[Exercise goal]
Among the entries, how many lines hold the word "verified"? Respond with that number only.

>>

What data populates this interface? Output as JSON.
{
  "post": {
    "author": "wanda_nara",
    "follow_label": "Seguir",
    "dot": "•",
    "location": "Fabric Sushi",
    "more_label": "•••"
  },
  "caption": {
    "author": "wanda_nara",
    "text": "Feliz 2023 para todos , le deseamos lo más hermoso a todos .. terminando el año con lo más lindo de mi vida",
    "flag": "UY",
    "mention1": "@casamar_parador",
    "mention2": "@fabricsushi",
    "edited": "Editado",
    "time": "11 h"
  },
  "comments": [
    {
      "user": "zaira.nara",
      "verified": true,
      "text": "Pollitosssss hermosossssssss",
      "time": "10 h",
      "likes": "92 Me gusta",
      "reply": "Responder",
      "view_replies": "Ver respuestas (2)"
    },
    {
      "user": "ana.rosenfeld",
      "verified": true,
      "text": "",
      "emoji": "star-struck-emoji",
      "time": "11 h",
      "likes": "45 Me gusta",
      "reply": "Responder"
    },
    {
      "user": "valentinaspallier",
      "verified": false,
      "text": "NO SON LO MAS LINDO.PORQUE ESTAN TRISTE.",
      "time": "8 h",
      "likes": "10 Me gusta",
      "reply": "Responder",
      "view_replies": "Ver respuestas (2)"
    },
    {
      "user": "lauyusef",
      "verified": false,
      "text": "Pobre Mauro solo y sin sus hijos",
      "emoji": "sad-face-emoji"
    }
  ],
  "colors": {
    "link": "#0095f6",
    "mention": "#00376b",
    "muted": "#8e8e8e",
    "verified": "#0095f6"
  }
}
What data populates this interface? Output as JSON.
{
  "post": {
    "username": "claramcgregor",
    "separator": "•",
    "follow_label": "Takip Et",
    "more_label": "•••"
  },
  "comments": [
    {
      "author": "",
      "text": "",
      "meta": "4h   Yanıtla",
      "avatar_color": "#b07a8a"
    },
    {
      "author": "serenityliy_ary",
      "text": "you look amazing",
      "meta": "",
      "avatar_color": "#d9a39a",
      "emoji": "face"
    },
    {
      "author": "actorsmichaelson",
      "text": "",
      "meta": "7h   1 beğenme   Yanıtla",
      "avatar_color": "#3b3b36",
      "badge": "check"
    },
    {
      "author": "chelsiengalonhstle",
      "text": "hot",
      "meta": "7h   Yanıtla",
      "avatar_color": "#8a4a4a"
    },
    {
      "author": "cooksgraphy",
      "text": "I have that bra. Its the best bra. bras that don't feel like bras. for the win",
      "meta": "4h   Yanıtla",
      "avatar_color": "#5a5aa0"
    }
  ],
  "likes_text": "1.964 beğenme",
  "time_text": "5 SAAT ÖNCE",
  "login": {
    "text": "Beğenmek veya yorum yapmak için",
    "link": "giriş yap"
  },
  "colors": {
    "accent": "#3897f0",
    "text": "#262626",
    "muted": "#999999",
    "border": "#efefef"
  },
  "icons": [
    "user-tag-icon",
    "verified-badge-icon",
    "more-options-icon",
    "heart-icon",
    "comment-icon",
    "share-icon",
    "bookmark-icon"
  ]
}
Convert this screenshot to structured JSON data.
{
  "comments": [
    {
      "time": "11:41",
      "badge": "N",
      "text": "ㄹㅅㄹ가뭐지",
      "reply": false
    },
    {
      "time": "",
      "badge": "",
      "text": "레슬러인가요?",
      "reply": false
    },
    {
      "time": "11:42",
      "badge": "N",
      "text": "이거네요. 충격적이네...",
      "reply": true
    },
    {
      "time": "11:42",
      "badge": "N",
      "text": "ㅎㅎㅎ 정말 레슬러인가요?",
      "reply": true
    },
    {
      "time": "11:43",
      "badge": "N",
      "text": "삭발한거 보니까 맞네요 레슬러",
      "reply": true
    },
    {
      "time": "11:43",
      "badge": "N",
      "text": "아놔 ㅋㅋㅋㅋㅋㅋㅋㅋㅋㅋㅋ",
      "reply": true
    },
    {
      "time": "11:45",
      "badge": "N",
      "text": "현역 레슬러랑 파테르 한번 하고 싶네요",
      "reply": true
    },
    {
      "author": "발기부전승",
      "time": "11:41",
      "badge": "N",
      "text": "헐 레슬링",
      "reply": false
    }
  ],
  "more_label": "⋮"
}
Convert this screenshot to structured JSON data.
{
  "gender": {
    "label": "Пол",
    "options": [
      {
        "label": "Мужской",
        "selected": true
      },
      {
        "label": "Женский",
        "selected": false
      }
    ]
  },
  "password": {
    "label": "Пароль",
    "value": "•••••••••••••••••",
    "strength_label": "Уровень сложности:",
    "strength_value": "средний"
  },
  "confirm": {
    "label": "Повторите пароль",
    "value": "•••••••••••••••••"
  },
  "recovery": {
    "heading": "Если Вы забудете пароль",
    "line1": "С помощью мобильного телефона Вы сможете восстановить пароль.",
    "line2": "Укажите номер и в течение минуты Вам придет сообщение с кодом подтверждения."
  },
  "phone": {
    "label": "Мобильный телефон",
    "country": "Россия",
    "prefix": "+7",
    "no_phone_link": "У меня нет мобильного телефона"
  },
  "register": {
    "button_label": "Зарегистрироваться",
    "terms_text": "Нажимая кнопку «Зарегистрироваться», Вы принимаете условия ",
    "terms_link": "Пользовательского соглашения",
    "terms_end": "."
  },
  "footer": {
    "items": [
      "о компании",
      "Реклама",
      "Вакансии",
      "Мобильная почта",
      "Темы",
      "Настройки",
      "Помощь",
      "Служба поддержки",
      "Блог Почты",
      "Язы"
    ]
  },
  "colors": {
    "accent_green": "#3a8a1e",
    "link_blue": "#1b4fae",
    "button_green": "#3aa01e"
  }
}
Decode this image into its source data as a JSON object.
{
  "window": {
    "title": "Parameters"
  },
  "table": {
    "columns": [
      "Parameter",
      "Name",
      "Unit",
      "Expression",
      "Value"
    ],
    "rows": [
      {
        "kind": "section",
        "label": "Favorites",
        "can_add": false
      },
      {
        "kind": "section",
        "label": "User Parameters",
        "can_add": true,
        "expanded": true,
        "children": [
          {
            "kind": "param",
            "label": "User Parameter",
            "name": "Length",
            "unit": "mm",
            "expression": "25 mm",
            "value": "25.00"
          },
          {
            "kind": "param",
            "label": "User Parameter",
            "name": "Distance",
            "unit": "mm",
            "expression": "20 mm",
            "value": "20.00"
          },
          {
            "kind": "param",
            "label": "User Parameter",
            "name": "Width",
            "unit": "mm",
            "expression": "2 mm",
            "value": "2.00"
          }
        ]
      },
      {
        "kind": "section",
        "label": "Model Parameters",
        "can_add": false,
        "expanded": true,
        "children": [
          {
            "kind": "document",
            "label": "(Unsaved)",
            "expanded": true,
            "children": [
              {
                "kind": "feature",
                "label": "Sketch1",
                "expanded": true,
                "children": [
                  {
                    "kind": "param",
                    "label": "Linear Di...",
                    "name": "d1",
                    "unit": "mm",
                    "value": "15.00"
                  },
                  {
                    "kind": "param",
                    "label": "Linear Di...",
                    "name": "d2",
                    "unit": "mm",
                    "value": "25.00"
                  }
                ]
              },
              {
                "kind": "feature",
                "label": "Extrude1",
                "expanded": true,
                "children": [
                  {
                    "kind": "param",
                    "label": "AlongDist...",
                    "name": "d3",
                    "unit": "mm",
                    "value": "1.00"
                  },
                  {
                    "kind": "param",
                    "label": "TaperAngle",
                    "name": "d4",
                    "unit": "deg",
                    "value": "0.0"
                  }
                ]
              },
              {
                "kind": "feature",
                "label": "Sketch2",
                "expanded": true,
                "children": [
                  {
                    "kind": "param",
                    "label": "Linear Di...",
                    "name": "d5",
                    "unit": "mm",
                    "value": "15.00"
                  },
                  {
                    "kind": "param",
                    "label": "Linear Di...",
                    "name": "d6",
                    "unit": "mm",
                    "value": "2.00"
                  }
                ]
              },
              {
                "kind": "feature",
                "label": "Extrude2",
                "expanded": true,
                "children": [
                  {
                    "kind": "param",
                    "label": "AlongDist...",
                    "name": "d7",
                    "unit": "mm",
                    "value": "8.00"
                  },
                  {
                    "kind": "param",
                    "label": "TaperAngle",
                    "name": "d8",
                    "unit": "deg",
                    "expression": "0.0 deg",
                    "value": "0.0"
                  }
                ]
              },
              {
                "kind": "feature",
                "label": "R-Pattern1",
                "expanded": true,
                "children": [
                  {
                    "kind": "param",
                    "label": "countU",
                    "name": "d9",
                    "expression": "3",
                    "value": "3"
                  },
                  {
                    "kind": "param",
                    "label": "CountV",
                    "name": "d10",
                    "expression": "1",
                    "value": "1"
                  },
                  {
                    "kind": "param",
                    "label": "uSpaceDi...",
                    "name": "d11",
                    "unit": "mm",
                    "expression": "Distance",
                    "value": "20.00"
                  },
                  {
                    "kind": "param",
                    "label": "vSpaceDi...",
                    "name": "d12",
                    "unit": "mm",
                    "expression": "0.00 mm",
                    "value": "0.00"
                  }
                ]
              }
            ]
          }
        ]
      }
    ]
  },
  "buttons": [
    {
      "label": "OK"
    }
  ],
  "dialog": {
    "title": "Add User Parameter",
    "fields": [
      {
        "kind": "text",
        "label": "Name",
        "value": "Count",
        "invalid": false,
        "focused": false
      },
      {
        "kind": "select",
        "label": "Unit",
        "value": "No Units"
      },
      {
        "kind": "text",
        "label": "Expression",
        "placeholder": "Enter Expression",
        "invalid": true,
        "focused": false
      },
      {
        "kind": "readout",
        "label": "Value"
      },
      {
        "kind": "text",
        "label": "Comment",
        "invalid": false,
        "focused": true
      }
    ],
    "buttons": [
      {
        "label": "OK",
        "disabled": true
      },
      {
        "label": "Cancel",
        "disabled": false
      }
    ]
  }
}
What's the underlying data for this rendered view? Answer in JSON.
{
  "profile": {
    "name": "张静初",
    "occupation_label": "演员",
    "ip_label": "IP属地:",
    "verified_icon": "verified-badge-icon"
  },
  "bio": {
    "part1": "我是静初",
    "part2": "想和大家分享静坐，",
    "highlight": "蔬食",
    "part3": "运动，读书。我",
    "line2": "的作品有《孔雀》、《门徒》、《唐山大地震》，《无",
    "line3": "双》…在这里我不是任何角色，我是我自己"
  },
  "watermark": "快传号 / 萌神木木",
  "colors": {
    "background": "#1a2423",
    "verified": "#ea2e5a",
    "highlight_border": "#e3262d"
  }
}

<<

[Task solution]
8